===== Material shown

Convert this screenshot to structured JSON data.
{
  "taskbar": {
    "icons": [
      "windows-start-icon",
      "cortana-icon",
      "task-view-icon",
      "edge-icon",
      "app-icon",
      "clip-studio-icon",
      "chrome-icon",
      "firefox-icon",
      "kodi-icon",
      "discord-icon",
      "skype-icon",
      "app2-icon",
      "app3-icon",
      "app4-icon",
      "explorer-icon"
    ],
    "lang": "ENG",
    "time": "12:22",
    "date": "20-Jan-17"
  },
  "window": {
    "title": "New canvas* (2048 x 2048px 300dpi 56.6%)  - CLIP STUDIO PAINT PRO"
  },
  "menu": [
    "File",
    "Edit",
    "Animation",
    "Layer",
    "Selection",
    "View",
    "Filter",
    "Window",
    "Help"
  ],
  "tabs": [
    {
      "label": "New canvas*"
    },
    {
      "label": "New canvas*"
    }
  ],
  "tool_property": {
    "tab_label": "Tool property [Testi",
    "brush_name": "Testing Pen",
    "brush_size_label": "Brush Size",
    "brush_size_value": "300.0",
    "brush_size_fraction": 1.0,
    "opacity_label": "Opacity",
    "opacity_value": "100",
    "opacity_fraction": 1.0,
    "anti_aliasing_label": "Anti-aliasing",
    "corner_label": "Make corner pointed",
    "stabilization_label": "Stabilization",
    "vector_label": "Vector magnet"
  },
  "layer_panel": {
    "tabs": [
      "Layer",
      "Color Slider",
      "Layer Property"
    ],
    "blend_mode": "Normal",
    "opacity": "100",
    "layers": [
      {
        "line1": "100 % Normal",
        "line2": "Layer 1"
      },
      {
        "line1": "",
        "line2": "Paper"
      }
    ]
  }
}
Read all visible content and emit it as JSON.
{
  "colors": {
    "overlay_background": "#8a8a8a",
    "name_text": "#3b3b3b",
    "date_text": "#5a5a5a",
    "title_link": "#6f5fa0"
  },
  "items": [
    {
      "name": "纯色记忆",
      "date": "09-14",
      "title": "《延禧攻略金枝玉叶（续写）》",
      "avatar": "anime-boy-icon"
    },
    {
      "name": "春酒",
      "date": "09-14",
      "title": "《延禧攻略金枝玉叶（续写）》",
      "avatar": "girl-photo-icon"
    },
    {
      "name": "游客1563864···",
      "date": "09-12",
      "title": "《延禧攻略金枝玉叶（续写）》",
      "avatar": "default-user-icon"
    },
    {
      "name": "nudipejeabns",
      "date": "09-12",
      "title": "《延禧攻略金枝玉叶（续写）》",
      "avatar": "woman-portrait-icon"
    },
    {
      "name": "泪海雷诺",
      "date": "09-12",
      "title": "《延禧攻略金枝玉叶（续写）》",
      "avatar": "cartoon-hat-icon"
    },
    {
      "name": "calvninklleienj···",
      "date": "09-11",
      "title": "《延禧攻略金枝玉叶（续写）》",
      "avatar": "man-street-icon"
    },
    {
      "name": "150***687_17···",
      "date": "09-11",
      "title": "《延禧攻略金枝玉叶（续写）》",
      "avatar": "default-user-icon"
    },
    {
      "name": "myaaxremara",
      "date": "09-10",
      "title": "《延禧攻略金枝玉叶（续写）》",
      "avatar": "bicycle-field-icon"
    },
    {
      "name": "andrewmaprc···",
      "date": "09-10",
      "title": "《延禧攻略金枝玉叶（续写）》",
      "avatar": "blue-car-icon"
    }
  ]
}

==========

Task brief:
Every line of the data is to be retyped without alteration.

Output for this task:
Convert this screenshot to structured JSON data.
{
  "taskbar": {
    "icons": [
      "windows-start-icon",
      "cortana-icon",
      "task-view-icon",
      "edge-icon",
      "app-icon",
      "clip-studio-icon",
      "chrome-icon",
      "firefox-icon",
      "kodi-icon",
      "discord-icon",
      "skype-icon",
      "app2-icon",
      "app3-icon",
      "app4-icon",
      "explorer-icon"
    ],
    "lang": "ENG",
    "time": "12:22",
    "date": "20-Jan-17"
  },
  "window": {
    "title": "New canvas* (2048 x 2048px 300dpi 56.6%)  - CLIP STUDIO PAINT PRO"
  },
  "menu": [
    "File",
    "Edit",
    "Animation",
    "Layer",
    "Selection",
    "View",
    "Filter",
    "Window",
    "Help"
  ],
  "tabs": [
    {
      "label": "New canvas*"
    },
    {
      "label": "New canvas*"
    }
  ],
  "tool_property": {
    "tab_label": "Tool property [Testi",
    "brush_name": "Testing Pen",
    "brush_size_label": "Brush Size",
    "brush_size_value": "300.0",
    "brush_size_fraction": 1.0,
    "opacity_label": "Opacity",
    "opacity_value": "100",
    "opacity_fraction": 1.0,
    "anti_aliasing_label": "Anti-aliasing",
    "corner_label": "Make corner pointed",
    "stabilization_label": "Stabilization",
    "vector_label": "Vector magnet"
  },
  "layer_panel": {
    "tabs": [
      "Layer",
      "Color Slider",
      "Layer Property"
    ],
    "blend_mode": "Normal",
    "opacity": "100",
    "layers": [
      {
        "line1": "100 % Normal",
        "line2": "Layer 1"
      },
      {
        "line1": "",
        "line2": "Paper"
      }
    ]
  }
}
Read all visible content and emit it as JSON.
{
  "colors": {
    "overlay_background": "#8a8a8a",
    "name_text": "#3b3b3b",
    "date_text": "#5a5a5a",
    "title_link": "#6f5fa0"
  },
  "items": [
    {
      "name": "纯色记忆",
      "date": "09-14",
      "title": "《延禧攻略金枝玉叶（续写）》",
      "avatar": "anime-boy-icon"
    },
    {
      "name": "春酒",
      "date": "09-14",
      "title": "《延禧攻略金枝玉叶（续写）》",
      "avatar": "girl-photo-icon"
    },
    {
      "name": "游客1563864···",
      "date": "09-12",
      "title": "《延禧攻略金枝玉叶（续写）》",
      "avatar": "default-user-icon"
    },
    {
      "name": "nudipejeabns",
      "date": "09-12",
      "title": "《延禧攻略金枝玉叶（续写）》",
      "avatar": "woman-portrait-icon"
    },
    {
      "name": "泪海雷诺",
      "date": "09-12",
      "title": "《延禧攻略金枝玉叶（续写）》",
      "avatar": "cartoon-hat-icon"
    },
    {
      "name": "calvninklleienj···",
      "date": "09-11",
      "title": "《延禧攻略金枝玉叶（续写）》",
      "avatar": "man-street-icon"
    },
    {
      "name": "150***687_17···",
      "date": "09-11",
      "title": "《延禧攻略金枝玉叶（续写）》",
      "avatar": "default-user-icon"
    },
    {
      "name": "myaaxremara",
      "date": "09-10",
      "title": "《延禧攻略金枝玉叶（续写）》",
      "avatar": "bicycle-field-icon"
    },
    {
      "name": "andrewmaprc···",
      "date": "09-10",
      "title": "《延禧攻略金枝玉叶（续写）》",
      "avatar": "blue-car-icon"
    }
  ]
}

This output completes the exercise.